§ **DATA EXTRACTS**
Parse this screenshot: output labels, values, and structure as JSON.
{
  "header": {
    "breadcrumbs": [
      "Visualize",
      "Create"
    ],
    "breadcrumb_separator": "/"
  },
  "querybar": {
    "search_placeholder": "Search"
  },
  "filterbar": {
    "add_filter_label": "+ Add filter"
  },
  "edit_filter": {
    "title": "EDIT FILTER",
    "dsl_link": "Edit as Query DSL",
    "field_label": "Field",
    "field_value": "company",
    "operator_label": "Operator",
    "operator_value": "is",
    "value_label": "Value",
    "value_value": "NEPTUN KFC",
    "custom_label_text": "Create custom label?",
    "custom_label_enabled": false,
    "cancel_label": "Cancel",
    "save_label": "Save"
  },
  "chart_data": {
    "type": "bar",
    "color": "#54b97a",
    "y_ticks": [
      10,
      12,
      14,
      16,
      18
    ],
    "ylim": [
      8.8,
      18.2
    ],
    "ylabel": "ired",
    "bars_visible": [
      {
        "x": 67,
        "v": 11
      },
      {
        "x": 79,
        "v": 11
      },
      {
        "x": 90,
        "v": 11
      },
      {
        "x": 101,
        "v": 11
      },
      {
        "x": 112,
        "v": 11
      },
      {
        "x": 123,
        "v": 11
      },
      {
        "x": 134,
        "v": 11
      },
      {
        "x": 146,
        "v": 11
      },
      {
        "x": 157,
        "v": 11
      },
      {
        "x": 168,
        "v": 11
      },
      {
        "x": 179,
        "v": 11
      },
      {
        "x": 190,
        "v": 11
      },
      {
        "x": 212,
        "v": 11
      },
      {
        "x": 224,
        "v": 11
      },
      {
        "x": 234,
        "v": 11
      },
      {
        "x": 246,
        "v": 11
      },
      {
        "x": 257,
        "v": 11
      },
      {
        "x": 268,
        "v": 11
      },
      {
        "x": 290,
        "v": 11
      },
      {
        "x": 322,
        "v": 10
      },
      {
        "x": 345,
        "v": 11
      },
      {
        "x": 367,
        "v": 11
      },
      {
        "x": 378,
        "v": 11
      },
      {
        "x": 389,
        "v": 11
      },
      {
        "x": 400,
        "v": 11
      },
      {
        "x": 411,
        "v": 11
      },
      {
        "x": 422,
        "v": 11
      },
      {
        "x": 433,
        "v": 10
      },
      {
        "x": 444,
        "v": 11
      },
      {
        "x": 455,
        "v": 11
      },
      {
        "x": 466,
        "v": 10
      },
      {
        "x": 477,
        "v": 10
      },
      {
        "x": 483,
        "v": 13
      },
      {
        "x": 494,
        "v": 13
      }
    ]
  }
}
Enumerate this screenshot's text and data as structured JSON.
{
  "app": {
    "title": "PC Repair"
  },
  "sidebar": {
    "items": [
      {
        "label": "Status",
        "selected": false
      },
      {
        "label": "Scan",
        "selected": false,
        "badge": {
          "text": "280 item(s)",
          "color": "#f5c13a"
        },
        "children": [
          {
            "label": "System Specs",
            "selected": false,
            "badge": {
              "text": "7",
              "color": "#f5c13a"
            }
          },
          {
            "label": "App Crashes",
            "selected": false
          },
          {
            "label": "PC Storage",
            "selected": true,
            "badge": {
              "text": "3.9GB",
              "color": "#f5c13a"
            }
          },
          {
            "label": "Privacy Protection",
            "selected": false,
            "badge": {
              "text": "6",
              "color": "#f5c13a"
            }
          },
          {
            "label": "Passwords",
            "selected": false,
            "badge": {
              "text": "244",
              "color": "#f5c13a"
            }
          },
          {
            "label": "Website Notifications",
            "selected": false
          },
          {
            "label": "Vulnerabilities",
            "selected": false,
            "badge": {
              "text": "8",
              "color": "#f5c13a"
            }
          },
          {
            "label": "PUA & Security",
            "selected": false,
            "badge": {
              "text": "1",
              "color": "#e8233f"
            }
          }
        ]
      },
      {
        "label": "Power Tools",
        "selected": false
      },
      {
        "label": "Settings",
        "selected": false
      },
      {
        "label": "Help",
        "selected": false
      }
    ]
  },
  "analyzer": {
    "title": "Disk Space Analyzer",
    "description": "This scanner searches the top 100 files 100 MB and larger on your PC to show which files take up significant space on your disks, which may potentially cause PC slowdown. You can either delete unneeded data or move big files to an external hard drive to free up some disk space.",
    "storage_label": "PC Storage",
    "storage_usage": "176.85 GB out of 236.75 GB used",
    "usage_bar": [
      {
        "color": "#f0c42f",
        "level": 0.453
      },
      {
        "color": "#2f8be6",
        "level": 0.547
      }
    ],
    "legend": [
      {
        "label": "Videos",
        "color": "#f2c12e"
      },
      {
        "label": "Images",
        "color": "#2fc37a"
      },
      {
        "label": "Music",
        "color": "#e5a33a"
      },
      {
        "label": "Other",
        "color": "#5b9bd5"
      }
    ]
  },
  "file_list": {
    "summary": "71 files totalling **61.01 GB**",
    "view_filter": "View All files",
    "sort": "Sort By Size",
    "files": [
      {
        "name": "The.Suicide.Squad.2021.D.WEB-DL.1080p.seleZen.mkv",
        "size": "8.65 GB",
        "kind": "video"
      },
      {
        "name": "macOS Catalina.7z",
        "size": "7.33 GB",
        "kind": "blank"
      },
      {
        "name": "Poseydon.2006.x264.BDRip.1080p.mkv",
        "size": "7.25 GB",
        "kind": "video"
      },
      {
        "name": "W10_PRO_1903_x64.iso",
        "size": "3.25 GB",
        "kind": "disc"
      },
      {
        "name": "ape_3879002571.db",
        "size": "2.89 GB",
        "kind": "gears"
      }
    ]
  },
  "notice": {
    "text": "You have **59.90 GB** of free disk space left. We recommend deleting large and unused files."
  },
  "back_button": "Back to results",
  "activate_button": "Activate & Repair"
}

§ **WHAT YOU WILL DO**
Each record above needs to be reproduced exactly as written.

§ **RESPONSE TO THE TASK**
Parse this screenshot: output labels, values, and structure as JSON.
{
  "header": {
    "breadcrumbs": [
      "Visualize",
      "Create"
    ],
    "breadcrumb_separator": "/"
  },
  "querybar": {
    "search_placeholder": "Search"
  },
  "filterbar": {
    "add_filter_label": "+ Add filter"
  },
  "edit_filter": {
    "title": "EDIT FILTER",
    "dsl_link": "Edit as Query DSL",
    "field_label": "Field",
    "field_value": "company",
    "operator_label": "Operator",
    "operator_value": "is",
    "value_label": "Value",
    "value_value": "NEPTUN KFC",
    "custom_label_text": "Create custom label?",
    "custom_label_enabled": false,
    "cancel_label": "Cancel",
    "save_label": "Save"
  },
  "chart_data": {
    "type": "bar",
    "color": "#54b97a",
    "y_ticks": [
      10,
      12,
      14,
      16,
      18
    ],
    "ylim": [
      8.8,
      18.2
    ],
    "ylabel": "ired",
    "bars_visible": [
      {
        "x": 67,
        "v": 11
      },
      {
        "x": 79,
        "v": 11
      },
      {
        "x": 90,
        "v": 11
      },
      {
        "x": 101,
        "v": 11
      },
      {
        "x": 112,
        "v": 11
      },
      {
        "x": 123,
        "v": 11
      },
      {
        "x": 134,
        "v": 11
      },
      {
        "x": 146,
        "v": 11
      },
      {
        "x": 157,
        "v": 11
      },
      {
        "x": 168,
        "v": 11
      },
      {
        "x": 179,
        "v": 11
      },
      {
        "x": 190,
        "v": 11
      },
      {
        "x": 212,
        "v": 11
      },
      {
        "x": 224,
        "v": 11
      },
      {
        "x": 234,
        "v": 11
      },
      {
        "x": 246,
        "v": 11
      },
      {
        "x": 257,
        "v": 11
      },
      {
        "x": 268,
        "v": 11
      },
      {
        "x": 290,
        "v": 11
      },
      {
        "x": 322,
        "v": 10
      },
      {
        "x": 345,
        "v": 11
      },
      {
        "x": 367,
        "v": 11
      },
      {
        "x": 378,
        "v": 11
      },
      {
        "x": 389,
        "v": 11
      },
      {
        "x": 400,
        "v": 11
      },
      {
        "x": 411,
        "v": 11
      },
      {
        "x": 422,
        "v": 11
      },
      {
        "x": 433,
        "v": 10
      },
      {
        "x": 444,
        "v": 11
      },
      {
        "x": 455,
        "v": 11
      },
      {
        "x": 466,
        "v": 10
      },
      {
        "x": 477,
        "v": 10
      },
      {
        "x": 483,
        "v": 13
      },
      {
        "x": 494,
        "v": 13
      }
    ]
  }
}
Enumerate this screenshot's text and data as structured JSON.
{
  "app": {
    "title": "PC Repair"
  },
  "sidebar": {
    "items": [
      {
        "label": "Status",
        "selected": false
      },
      {
        "label": "Scan",
        "selected": false,
        "badge": {
          "text": "280 item(s)",
          "color": "#f5c13a"
        },
        "children": [
          {
            "label": "System Specs",
            "selected": false,
            "badge": {
              "text": "7",
              "color": "#f5c13a"
            }
          },
          {
            "label": "App Crashes",
            "selected": false
          },
          {
            "label": "PC Storage",
            "selected": true,
            "badge": {
              "text": "3.9GB",
              "color": "#f5c13a"
            }
          },
          {
            "label": "Privacy Protection",
            "selected": false,
            "badge": {
              "text": "6",
              "color": "#f5c13a"
            }
          },
          {
            "label": "Passwords",
            "selected": false,
            "badge": {
              "text": "244",
              "color": "#f5c13a"
            }
          },
          {
            "label": "Website Notifications",
            "selected": false
          },
          {
            "label": "Vulnerabilities",
            "selected": false,
            "badge": {
              "text": "8",
              "color": "#f5c13a"
            }
          },
          {
            "label": "PUA & Security",
            "selected": false,
            "badge": {
              "text": "1",
              "color": "#e8233f"
            }
          }
        ]
      },
      {
        "label": "Power Tools",
        "selected": false
      },
      {
        "label": "Settings",
        "selected": false
      },
      {
        "label": "Help",
        "selected": false
      }
    ]
  },
  "analyzer": {
    "title": "Disk Space Analyzer",
    "description": "This scanner searches the top 100 files 100 MB and larger on your PC to show which files take up significant space on your disks, which may potentially cause PC slowdown. You can either delete unneeded data or move big files to an external hard drive to free up some disk space.",
    "storage_label": "PC Storage",
    "storage_usage": "176.85 GB out of 236.75 GB used",
    "usage_bar": [
      {
        "color": "#f0c42f",
        "level": 0.453
      },
      {
        "color": "#2f8be6",
        "level": 0.547
      }
    ],
    "legend": [
      {
        "label": "Videos",
        "color": "#f2c12e"
      },
      {
        "label": "Images",
        "color": "#2fc37a"
      },
      {
        "label": "Music",
        "color": "#e5a33a"
      },
      {
        "label": "Other",
        "color": "#5b9bd5"
      }
    ]
  },
  "file_list": {
    "summary": "71 files totalling **61.01 GB**",
    "view_filter": "View All files",
    "sort": "Sort By Size",
    "files": [
      {
        "name": "The.Suicide.Squad.2021.D.WEB-DL.1080p.seleZen.mkv",
        "size": "8.65 GB",
        "kind": "video"
      },
      {
        "name": "macOS Catalina.7z",
        "size": "7.33 GB",
        "kind": "blank"
      },
      {
        "name": "Poseydon.2006.x264.BDRip.1080p.mkv",
        "size": "7.25 GB",
        "kind": "video"
      },
      {
        "name": "W10_PRO_1903_x64.iso",
        "size": "3.25 GB",
        "kind": "disc"
      },
      {
        "name": "ape_3879002571.db",
        "size": "2.89 GB",
        "kind": "gears"
      }
    ]
  },
  "notice": {
    "text": "You have **59.90 GB** of free disk space left. We recommend deleting large and unused files."
  },
  "back_button": "Back to results",
  "activate_button": "Activate & Repair"
}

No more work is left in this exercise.